## EXERCISE REQUIREMENTS
Using the string "label" as the key, pull each matching line out of the records below.

───

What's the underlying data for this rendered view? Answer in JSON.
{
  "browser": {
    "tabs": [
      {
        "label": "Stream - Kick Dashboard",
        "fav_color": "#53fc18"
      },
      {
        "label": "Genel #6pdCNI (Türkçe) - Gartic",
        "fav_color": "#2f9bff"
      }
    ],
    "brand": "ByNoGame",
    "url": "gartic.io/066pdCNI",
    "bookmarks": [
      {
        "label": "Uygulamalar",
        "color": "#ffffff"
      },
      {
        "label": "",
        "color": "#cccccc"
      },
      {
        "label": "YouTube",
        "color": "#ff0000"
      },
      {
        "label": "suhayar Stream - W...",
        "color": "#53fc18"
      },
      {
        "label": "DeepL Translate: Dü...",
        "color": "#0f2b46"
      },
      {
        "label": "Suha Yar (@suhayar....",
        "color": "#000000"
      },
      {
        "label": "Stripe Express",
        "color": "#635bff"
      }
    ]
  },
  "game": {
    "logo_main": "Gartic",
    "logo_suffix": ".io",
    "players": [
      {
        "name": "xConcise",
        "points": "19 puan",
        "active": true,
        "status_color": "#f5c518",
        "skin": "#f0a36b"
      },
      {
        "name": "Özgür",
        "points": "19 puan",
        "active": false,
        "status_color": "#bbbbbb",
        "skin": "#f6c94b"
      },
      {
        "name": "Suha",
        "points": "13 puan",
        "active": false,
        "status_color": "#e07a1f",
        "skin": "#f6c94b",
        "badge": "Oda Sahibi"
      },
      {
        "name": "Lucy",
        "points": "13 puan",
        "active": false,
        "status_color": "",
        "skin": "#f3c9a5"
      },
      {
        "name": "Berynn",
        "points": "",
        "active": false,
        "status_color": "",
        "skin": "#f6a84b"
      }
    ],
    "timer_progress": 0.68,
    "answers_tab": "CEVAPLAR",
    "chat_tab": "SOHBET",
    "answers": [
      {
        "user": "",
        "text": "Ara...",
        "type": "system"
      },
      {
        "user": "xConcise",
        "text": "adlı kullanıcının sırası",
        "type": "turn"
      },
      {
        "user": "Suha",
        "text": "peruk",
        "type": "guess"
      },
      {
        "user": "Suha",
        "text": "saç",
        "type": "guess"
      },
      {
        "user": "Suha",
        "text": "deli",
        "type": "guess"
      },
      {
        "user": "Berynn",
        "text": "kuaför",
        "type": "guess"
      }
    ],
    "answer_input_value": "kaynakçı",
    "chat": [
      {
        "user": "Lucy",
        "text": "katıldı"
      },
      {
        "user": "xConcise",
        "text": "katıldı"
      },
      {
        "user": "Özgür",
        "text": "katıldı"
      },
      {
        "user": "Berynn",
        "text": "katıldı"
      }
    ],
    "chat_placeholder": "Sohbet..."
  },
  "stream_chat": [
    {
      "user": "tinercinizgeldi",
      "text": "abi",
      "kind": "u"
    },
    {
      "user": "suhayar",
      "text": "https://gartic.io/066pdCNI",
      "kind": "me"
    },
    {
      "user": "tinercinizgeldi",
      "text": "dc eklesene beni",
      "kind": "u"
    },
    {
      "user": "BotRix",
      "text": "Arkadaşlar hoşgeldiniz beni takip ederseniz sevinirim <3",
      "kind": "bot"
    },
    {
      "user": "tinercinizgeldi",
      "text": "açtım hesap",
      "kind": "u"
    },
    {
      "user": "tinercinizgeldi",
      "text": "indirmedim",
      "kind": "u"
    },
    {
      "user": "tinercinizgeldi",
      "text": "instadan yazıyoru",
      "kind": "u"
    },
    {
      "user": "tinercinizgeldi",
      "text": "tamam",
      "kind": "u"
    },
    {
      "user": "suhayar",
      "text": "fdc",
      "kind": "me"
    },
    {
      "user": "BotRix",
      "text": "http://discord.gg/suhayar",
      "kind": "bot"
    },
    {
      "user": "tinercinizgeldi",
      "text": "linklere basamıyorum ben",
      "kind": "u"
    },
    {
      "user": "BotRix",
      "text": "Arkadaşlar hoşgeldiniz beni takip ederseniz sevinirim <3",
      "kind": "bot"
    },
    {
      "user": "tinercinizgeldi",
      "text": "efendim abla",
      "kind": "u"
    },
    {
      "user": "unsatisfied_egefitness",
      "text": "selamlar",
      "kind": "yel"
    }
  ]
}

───

## RESPONSE BELOW
        "label": "Stream - Kick Dashboard",
        "label": "Genel #6pdCNI (Türkçe) - Gartic",
        "label": "Uygulamalar",
        "label": "",
        "label": "YouTube",
        "label": "suhayar Stream - W...",
        "label": "DeepL Translate: Dü...",
        "label": "Suha Yar (@suhayar....",
        "label": "Stripe Express",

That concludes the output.